National Park Service Regional Director Jonathan Jarvis warned in a letter to that all six [stste parks] occupy former federal land that could revert to the U.S. government if the state fails to keep the parks open.
The article quotes Jarvis as writing…
…”Lands conveyed to the State under the Federal Lands to Parks Program must be open for public park and recreation use in perpetuity as a condition of the deed”
Did you catch that? Formerly Federal land, deeded to the state with a caveat? A caveat that the Federal government is prohibited from making? Well, how’s it forbidden from making the caveat, you might be asking?
Since the state of California has the authority under the two sections of the Constitution stated to simply revoke the permission granted the Federal government to own the land, this caveat is legally meaningless. There is nothing legally from keeping the State of California from simply seizing any particular piece of, or in fact all of, the Federal property in California by a simple act of the California legislature.
In reality it would be foolish for California to seize, for instance, the San Diego Navy Yard. But the Constitution is clear that it is permitted to do so (they might have to give “just compensation” per the 5th Amendment, but of course the US Supreme Court has a terrible track record on arbitrary seizures and property values, so that could work in California’s favor) and that means if they wish they can simply brush Mr. Jarvis’ protestations to the contrary aside as one would a pesky blood-sucking mosquito.
How does this effect Ohio’s public policy? Ohio currently has a “Sovereignty Resolution” before the State Senate, Senate Concurrent Resolution (SCR) 13. In it Ohio merely proclaims that it retains the rights and responsibilities of a sovereign state and intends to use them to make Ohio a place where its citizens can feel free from the over-reach of Federal authority. Like, for instance, forcing the state to keep parks open when it is bankrupt at its own expense.

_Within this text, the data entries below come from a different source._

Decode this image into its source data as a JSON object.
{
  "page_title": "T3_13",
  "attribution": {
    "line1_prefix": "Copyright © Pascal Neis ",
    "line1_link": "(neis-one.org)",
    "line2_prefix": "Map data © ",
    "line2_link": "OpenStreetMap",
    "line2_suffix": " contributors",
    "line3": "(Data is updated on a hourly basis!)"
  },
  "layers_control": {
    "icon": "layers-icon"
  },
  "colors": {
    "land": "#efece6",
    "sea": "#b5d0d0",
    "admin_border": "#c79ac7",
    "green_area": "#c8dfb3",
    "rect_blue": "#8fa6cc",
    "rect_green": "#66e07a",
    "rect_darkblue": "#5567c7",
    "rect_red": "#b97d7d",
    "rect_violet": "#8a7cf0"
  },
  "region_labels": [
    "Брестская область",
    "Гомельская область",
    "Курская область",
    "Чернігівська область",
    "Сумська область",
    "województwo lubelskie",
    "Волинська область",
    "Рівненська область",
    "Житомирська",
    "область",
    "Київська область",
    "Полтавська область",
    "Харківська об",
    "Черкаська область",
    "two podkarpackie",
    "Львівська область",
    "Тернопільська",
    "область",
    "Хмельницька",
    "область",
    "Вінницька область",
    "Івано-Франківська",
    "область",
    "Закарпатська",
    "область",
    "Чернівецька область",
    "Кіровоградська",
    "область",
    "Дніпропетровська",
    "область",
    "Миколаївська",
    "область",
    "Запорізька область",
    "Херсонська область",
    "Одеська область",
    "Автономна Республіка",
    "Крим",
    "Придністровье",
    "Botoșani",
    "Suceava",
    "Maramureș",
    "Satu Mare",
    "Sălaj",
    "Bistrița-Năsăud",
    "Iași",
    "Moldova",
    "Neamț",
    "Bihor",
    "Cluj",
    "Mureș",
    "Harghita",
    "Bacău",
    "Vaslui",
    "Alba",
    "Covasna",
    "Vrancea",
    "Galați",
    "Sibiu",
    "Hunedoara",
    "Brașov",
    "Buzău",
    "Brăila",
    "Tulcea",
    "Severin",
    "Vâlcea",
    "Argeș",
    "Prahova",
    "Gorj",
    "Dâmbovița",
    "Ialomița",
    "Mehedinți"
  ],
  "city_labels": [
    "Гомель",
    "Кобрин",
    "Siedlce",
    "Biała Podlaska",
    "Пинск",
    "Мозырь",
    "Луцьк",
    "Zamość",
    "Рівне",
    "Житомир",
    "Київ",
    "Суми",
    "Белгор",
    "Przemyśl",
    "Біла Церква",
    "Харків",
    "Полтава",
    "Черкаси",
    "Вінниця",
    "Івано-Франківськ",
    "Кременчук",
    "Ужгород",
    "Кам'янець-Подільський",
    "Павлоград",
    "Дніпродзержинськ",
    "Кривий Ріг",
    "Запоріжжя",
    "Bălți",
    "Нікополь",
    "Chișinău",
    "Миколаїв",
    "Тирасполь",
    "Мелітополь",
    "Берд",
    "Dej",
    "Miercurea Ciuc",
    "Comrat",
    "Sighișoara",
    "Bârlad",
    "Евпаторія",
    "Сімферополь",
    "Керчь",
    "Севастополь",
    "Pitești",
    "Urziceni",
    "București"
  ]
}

Just another reason Ohio needs to remind the Federal government that it is a sovereign state.